New data spotlight points to more than ten-fold increase in reported losses in last 12 months
Since October 2020, consumers have reported losing more than $80 million to cryptocurrency investment scams, an increase of more than ten-fold year-over-year, according to a new data analysis from the Federal Trade Commission.
In a new consumer protection data spotlight, the FTC breaks down the contents of nearly 7,000 reports received from consumers about these scams in the last quarter of 2020 and the first quarter of 2021. The median amount consumers reported losing to the scams was $1,900.
The spotlight notes that cryptocurrency investment scams take on a variety of forms, sometimes starting as offers of investment “tips” or “secrets” in online message boards that lead people to bogus investment websites. Another common form of the scam involves a promise that a celebrity associated with cryptocurrency will multiply any cryptocurrency you send to their wallet and send it back. In fact, consumers reported losing more than $2 million to Elon Musk impersonators alone since October.
The spotlight notes that consumers age 20 to 49 were over five times more likely than older age groups to report losing money to a cryptocurrency investment scam, and that in the six-month period covered by the spotlight, consumers in their 20s and 30s lost more money to investment scams than any other form of fraud. More than half of their investment scam losses were in cryptocurrency.
The FTC has more information for consumers about cryptocurrency investment scams, and how to avoid them, at ftc.gov/cryptocurrency.
Cryptocurrency investment scam reports at record level: 5 facts suggest caution
By: Lesley Fair | May 17, 2021
Thinking about adding cryptocurrency to your investment portfolio? The number of Americans investing in cryptocurrency has increased. But as a new FTC Consumer Protection Data Spotlight suggests, the number who report getting stung by cryptocurrency investment scams has skyrocketed. You’ll want to read the Data Spotlight in detail, but here are five facts that suggests caution before sinking your savings into cryptocurrency.
- Consumers report losing millions to cryptocurrency scams. Since October 2020, nearly 7,000 consumers have reported losses to cryptocurrency scams totaling more than $80 million with a reported median loss of $1,900. Compared to the same period a year earlier, that’s about 12 times the number of reports and nearly 1,000% more in reported losses.
- Cryptocurrency scammers blend into the scene. Cryptocurrency enthusiasts tend to congregate online to talk about their shared interest. But reports from defrauded consumers suggest that some sites can raise concerns. Is the author of that post just a friendly person sharing an investment “tip” or is he or she part of a ploy to draw consumers into a scam? Prospective investors also need to take supposed “success stories” from endorsers with a hearty helping of salt. There’s no way to verify they’re telling the truth.
- A celebrity’s name is no guarantee of legitimacy. Crypto crooks may try to cover their con by stealing the name of a newsmaker or business leader – for example, by falsely claiming the celebrity will “multiply” the cryptocurrency a consumer sends. Case in point: In just the past six months, people have reportedly sent more than $2 million in cryptocurrency to Elon Musk impersonators.

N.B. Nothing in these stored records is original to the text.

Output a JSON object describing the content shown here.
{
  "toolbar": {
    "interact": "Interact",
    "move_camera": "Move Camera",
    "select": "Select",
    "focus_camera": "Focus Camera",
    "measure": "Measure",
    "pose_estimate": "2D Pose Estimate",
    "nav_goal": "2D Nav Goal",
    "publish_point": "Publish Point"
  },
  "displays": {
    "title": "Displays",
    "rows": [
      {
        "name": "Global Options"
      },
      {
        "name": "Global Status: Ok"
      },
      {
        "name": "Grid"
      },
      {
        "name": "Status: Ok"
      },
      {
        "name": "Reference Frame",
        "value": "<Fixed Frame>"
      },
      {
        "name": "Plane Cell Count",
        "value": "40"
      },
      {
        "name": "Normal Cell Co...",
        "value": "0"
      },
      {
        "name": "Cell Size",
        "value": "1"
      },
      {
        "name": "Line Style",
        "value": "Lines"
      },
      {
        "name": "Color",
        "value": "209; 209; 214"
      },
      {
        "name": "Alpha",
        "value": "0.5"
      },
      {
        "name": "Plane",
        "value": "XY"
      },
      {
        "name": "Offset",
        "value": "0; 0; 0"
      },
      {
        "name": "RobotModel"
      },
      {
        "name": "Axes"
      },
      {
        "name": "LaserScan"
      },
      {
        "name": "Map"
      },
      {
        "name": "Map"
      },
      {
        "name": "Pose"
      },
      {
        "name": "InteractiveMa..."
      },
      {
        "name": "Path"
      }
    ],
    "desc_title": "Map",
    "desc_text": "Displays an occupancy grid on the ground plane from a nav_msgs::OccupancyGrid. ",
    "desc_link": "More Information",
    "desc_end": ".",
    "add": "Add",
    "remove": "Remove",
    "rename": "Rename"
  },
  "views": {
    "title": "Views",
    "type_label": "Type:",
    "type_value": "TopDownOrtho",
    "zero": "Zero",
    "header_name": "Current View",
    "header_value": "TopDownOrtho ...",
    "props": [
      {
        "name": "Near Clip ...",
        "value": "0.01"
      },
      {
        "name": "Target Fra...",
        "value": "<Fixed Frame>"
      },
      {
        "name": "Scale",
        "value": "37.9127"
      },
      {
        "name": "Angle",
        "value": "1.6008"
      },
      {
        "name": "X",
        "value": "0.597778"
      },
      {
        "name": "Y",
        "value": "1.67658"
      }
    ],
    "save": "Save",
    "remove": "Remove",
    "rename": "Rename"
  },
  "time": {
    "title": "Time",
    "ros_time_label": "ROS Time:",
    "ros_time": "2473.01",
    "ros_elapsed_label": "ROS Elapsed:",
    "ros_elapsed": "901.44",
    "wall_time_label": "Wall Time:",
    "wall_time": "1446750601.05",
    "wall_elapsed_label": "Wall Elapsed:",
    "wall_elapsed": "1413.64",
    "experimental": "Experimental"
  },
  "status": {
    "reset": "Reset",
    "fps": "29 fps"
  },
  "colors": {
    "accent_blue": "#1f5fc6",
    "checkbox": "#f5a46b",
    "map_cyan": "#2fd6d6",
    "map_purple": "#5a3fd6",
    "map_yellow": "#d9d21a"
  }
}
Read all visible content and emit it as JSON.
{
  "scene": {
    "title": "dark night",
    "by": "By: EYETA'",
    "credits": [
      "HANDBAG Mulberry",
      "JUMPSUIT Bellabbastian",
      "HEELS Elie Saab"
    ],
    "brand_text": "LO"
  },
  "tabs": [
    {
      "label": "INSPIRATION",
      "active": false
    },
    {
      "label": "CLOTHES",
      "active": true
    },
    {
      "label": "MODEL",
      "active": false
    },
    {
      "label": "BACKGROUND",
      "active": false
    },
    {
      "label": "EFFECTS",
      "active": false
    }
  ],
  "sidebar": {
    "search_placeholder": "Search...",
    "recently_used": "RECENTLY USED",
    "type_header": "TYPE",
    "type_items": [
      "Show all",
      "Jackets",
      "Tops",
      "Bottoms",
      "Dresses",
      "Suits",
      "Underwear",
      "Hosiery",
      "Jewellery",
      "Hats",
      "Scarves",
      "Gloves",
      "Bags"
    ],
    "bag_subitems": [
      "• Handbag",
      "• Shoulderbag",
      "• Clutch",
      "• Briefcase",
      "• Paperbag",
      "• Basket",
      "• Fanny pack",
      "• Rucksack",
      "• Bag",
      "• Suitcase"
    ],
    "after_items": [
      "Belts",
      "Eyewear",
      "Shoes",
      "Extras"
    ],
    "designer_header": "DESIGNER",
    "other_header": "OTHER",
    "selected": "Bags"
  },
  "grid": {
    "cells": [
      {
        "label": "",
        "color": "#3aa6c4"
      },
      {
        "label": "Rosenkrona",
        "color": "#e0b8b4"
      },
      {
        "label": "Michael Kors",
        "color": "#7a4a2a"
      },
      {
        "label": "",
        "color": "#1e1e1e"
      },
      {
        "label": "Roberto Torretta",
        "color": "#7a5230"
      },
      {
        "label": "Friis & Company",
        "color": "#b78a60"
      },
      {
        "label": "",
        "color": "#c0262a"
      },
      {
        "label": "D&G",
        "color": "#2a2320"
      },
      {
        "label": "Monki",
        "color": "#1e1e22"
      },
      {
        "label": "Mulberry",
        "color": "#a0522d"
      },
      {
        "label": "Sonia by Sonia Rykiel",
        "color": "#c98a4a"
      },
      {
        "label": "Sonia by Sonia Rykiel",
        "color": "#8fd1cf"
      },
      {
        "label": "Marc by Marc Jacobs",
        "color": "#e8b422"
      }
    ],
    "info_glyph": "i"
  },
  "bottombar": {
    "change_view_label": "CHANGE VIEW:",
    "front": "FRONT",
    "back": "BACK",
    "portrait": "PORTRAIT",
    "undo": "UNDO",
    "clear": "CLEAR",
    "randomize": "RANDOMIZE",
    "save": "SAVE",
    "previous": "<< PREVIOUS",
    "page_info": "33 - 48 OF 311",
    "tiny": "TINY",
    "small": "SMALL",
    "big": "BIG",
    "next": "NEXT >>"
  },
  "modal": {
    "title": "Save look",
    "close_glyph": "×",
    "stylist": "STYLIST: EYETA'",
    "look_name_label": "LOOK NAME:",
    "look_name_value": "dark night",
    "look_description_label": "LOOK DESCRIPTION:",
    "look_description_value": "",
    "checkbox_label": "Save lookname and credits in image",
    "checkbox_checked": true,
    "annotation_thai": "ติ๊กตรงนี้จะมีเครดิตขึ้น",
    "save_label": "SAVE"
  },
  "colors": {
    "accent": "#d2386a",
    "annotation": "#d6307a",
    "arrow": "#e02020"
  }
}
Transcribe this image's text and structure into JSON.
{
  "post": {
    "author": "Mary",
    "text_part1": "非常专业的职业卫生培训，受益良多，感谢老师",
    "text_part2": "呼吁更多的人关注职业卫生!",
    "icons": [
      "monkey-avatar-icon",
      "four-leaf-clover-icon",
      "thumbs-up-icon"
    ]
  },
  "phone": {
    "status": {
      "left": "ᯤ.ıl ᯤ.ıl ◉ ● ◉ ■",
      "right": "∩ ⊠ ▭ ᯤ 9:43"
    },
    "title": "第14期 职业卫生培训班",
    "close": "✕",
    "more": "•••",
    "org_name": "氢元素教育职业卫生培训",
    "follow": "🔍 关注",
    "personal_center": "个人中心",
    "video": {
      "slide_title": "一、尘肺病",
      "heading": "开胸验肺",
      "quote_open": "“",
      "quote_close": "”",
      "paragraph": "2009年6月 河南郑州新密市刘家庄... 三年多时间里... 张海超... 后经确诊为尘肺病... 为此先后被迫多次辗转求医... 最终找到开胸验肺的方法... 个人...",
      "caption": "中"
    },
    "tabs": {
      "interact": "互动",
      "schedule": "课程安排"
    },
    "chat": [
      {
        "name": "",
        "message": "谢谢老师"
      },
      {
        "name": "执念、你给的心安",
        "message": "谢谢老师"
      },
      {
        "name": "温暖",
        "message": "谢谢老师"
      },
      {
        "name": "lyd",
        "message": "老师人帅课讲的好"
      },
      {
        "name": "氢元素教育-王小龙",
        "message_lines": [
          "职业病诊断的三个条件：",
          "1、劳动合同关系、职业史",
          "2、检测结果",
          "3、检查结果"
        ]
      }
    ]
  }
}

- (Cyber) romance and (crypto) finance can be a combustible combination. Fraudsters have been known to use the artifice of long-distance love to gain a person’s trust only to reel them into a cryptocurrency investment scam. According to the Data Spotlight, about 20% of the money people reported losing through romance scams since October 2020 was sent in the form of cryptocurrency – and many of them thought they were making an investment recommended by their supposed sweetheart.
- Younger investors may be at particular risk. Since October 2020, people between 20 and 49 were over five times more likely to report losing money to cryptocurrency investment scams than older consumers. What’s more, those in their 20s and 30s reported losing far more money on investment scams than on any other type of fraud – and more than half of their reported investment scam losses were in cryptocurrency. But that doesn’t mean that consumers over 50 weren’t affected, too. Members of that age group were far less likely to report losing money on cryptocurrency investment scams. However, when they did lose money, their individual losses were higher, with a reported median loss of $3,250.